Handelsblatt reported at the time that Tui works council chief Frank Jakobi said there could still be opportunities in supporting small and medium-sized companies. “This is how the division at Tui started, and the price pressure tends not to be as high as with major customers,” the paper said.

Speaking to BTN Europe, a TUI spokesman said, “We are in the middle of that restructuring process and some FIRST Business Travel employees went to other industry players. TUI will focus on the leisure segment which also rebounds faster than business travel.”

Those going to other players included Holger Bleckmann and Christoph Zilt who moved to Comtravo, the online travel management company that was acquired by TripActions in February 2022.

Some travel agencies have already started to switch allegiance. First Reisebüro Mönchengladbach joined the Lufthansa City Center franchise in December, for example.

The outlook for business travel is not much brighter. The German government’s economic advisers recently slashed the forecast for GDP growth for 2022 from 4.6% to 1.8% and predicted an improvement to just 2.4% in 2023.

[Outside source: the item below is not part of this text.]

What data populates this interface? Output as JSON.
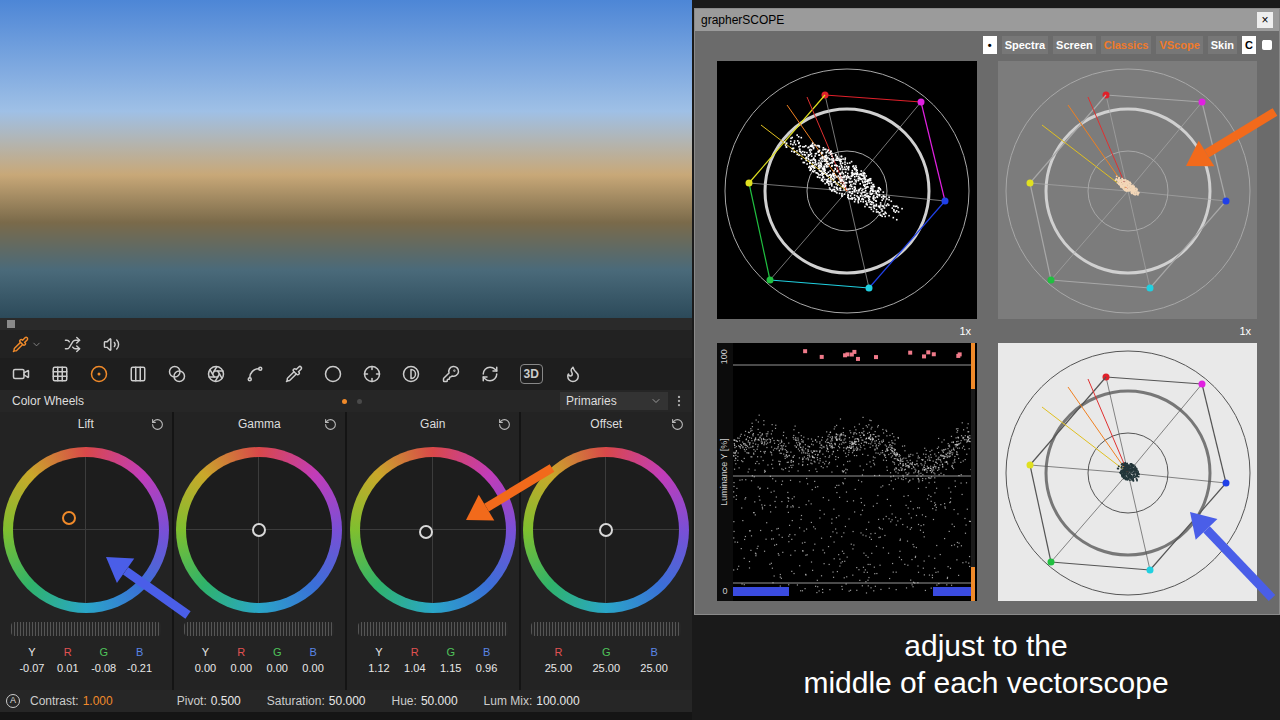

Announcing the lower figures, advisory council member Volker Wieland said that Germany had still not recovered from the coronavirus and that Russia’s war in Ukraine had “drastically worsened economic conditions”, adding that the risk of a recession on the country was now “susbstantial”.